As the Bering Sea fire was controlled and floodwaters continued to recede Saturday into Sunday, the Incident Command Center was still stood up, but officials could go home for some rest that night. On early Sunday morning, Hammond drove around to “get eyes on everything” and went to the ICC to confer with Charlie Lean on the next priorities. “We started to transfer into recovery scenarios,” he said. Then the calls began. Crowley, Bonanza what’s the damage? Only minor damage to buildings. Bering Air? The hangar is safe and flights resumed. Also, Alaska Airlines resumed flights to Nome. DOT and city crews coordinated work on the roads to restore access, removing rocks and debris from the streets and starting to work on fixing an entire missing section of the Nome-Council highway, just east of the intersection to Greg Kruschek Avenue.
As access was restored, people got into their cars to check on their camps or survey the damage.
Jon and Sierra Smith live on River Street, just kitty corner from the Mini Convention Center. As Jon was cleaning up debris from around his home he said he got lucky. “Friday night, about 11:30 were the first biggest waves hitting the seawall right here, right behind the Mini Convention Center. The water level rose so much it was coming through the storm drains and flooding the street.” The Smiths decided to leave their home around 12:30 a.m. and sought shelter with friends in Icy View. “River Street literally was a river,” he said. A surveillance camera at their door allowed them to monitor the storm as it battered their home, but the water stopped rising before it flooded their house. “The surge took out all the skirting under the house and the water level rose just under our deck by about two steps,” Smith said. The surge also broke the propane line and busted loose the propane tank. The trash cans stood by the house as if nothing had happened. “There’s a little damage on the roofing maybe some on the windows a little warping but, yeah, we’re pretty fortunate compared to all the other homes out in our region,” said Smith.
He said he’s considering raising up the house a little bit more. “Definitely, after this one that be nice because, yeah, that was kind of scary.”
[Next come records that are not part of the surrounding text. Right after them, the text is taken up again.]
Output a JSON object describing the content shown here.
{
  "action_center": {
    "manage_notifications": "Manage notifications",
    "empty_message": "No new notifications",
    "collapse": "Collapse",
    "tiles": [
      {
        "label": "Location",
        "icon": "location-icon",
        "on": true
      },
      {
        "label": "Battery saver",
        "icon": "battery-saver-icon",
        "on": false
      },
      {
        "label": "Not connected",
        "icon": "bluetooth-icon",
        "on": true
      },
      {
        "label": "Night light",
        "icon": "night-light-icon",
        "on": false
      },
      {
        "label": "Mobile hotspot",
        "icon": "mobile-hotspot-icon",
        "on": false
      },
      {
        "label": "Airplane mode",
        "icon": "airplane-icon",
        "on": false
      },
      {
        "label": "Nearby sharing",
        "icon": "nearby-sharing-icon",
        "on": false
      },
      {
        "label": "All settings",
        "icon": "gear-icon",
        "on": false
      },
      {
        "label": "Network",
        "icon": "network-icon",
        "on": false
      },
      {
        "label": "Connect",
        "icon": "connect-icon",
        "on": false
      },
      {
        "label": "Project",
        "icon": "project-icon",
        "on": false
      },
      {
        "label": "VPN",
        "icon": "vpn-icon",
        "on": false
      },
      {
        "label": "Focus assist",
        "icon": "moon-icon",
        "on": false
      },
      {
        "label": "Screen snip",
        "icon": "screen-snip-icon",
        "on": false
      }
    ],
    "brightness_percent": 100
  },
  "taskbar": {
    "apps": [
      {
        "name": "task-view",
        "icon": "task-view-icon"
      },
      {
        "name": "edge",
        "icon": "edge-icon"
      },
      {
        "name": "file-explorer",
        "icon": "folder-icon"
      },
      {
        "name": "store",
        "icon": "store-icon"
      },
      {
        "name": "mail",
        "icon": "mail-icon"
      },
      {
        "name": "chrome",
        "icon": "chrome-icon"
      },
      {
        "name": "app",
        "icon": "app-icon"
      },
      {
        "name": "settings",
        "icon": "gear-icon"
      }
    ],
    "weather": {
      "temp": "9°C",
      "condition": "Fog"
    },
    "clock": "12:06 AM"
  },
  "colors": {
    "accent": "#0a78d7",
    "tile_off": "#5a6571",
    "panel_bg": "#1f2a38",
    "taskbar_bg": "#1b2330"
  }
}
Asked about the climate change drive sea level rises, Rick Thoman explained that sea level rise comes from both glacier and ice sheet melt and the thermal expansion of the ocean water itself as it warms. “If you wanted to have a building so it would be above the November 1974, 12 ft water level which was 18 inches above this storm, I would add a foot at least to that to cover just for sea level rise. Of course, if a storm comes along with a 15 ft surge, then all bets are off.”